Dataset records -
"""

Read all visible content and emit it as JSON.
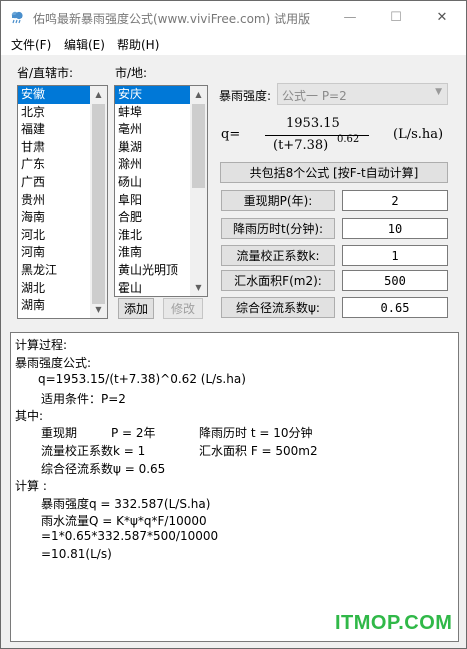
{
  "window": {
    "title": "佑鸣最新暴雨强度公式(www.viviFree.com) 试用版",
    "minimize_glyph": "—",
    "maximize_glyph": "☐",
    "close_glyph": "✕"
  },
  "menu": [
    {
      "label": "文件(F)"
    },
    {
      "label": "编辑(E)"
    },
    {
      "label": "帮助(H)"
    }
  ],
  "province": {
    "label": "省/直辖市:",
    "items": [
      "安徽",
      "北京",
      "福建",
      "甘肃",
      "广东",
      "广西",
      "贵州",
      "海南",
      "河北",
      "河南",
      "黑龙江",
      "湖北",
      "湖南"
    ],
    "selected": "安徽"
  },
  "city": {
    "label": "市/地:",
    "items": [
      "安庆",
      "蚌埠",
      "亳州",
      "巢湖",
      "滁州",
      "砀山",
      "阜阳",
      "合肥",
      "淮北",
      "淮南",
      "黄山光明顶",
      "霍山"
    ],
    "selected": "安庆"
  },
  "buttons": {
    "add": "添加",
    "modify": "修改",
    "calc": "共包括8个公式 [按F-t自动计算]"
  },
  "intensity": {
    "label": "暴雨强度:",
    "formula_option": "公式一  P=2"
  },
  "formula": {
    "lhs": "q=",
    "numerator": "1953.15",
    "denominator": "(t+7.38)",
    "exponent": "0.62",
    "unit": "(L/s.ha)"
  },
  "params": [
    {
      "label": "重现期P(年):",
      "value": "2"
    },
    {
      "label": "降雨历时t(分钟):",
      "value": "10"
    },
    {
      "label": "流量校正系数k:",
      "value": "1"
    },
    {
      "label": "汇水面积F(m2):",
      "value": "500"
    },
    {
      "label": "综合径流系数ψ:",
      "value": "0.65"
    }
  ],
  "result": {
    "lines": [
      "计算过程:",
      "暴雨强度公式:",
      "q=1953.15/(t+7.38)^0.62 (L/s.ha)",
      "适用条件：P=2",
      "其中:",
      "重现期",
      "P = 2年",
      "降雨历时 t = 10分钟",
      "流量校正系数k = 1",
      "汇水面积 F = 500m2",
      "综合径流系数ψ = 0.65",
      "计算 :",
      "暴雨强度q = 332.587(L/S.ha)",
      "雨水流量Q = K*ψ*q*F/10000",
      "=1*0.65*332.587*500/10000",
      "=10.81(L/s)"
    ]
  },
  "watermark": "ITMOP.COM",
  "colors": {
    "selection": "#0078d7",
    "watermark": "#30b848",
    "window_bg": "#f0f0f0"
  }
}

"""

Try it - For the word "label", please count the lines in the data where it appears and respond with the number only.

Result below - 11